Collect every line in the records below that contains the word "Connection".

_ _ _ _ _ _ _

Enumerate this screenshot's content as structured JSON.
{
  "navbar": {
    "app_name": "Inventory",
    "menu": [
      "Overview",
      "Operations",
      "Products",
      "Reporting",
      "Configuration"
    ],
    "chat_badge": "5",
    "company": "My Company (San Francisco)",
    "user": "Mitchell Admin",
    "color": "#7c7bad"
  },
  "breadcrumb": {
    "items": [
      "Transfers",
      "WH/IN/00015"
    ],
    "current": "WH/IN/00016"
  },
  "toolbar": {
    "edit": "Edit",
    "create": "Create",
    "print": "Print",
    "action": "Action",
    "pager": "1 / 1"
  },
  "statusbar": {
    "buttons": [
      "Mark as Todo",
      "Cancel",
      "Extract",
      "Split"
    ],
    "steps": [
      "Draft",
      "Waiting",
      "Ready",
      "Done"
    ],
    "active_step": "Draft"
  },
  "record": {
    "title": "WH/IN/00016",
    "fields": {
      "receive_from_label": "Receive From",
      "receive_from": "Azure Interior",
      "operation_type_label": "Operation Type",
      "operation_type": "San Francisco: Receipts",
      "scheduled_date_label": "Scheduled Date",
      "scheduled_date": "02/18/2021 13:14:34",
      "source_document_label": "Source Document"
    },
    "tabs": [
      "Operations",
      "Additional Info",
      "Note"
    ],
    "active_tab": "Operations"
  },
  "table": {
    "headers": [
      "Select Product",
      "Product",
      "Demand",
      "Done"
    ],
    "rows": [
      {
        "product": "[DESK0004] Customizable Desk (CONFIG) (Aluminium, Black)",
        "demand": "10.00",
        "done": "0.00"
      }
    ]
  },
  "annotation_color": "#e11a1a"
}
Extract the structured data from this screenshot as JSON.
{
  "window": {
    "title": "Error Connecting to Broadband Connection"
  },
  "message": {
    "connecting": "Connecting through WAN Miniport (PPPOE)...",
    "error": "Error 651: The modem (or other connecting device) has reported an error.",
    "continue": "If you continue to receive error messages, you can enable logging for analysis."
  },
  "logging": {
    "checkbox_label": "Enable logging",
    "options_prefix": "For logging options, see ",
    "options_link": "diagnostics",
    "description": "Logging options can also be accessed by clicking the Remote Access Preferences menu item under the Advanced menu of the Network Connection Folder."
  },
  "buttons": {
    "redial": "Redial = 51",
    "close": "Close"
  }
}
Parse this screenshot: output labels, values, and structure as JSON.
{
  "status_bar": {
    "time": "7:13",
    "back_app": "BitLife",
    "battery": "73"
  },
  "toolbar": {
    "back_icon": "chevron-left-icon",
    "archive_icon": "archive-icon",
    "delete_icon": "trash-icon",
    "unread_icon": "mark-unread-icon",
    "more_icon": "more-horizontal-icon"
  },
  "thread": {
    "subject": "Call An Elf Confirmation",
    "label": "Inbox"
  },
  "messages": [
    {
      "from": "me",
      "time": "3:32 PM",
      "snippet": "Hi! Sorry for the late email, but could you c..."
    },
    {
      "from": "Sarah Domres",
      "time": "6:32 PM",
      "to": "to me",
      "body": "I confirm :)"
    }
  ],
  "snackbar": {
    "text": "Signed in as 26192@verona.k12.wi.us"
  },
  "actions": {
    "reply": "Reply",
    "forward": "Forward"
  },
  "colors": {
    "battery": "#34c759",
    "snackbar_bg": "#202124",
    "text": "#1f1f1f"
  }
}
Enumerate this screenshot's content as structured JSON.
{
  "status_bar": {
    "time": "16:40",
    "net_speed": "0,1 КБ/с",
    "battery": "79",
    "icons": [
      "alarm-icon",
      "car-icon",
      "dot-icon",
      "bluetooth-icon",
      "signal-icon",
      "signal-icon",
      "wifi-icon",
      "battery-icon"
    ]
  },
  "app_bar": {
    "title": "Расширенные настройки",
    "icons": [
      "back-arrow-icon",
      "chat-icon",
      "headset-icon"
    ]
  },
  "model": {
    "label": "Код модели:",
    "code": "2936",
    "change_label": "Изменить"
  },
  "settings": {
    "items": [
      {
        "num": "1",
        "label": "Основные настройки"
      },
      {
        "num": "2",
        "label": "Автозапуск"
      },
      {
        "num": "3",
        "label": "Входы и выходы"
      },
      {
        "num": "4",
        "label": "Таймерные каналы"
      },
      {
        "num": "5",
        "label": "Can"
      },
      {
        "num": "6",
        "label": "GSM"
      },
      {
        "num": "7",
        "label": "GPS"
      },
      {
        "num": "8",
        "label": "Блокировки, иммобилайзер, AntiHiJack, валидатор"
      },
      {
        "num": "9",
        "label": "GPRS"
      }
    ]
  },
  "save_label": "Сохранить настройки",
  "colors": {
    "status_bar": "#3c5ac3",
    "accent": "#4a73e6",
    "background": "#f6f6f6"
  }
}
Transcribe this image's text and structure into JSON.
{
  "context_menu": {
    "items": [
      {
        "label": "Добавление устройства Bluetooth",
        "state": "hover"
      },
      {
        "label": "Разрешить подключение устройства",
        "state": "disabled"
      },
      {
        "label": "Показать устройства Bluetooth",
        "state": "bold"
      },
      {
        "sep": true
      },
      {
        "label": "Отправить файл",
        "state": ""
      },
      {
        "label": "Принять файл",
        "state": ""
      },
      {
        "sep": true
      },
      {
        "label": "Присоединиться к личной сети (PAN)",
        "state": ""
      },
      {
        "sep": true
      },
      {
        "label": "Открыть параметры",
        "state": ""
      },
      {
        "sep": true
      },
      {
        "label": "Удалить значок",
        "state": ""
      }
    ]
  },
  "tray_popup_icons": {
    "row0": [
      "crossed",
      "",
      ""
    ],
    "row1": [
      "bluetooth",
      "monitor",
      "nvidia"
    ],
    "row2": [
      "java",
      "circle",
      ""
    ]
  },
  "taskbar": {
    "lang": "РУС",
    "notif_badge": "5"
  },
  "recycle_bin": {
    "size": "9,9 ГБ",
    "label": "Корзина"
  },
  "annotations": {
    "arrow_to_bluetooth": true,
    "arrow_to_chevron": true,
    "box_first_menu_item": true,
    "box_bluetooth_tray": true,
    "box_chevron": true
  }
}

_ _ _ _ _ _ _

Response:
    "title": "Error Connecting to Broadband Connection"
    "description": "Logging options can also be accessed by clicking the Remote Access Preferences menu item under the Advanced menu of the Network Connection Folder."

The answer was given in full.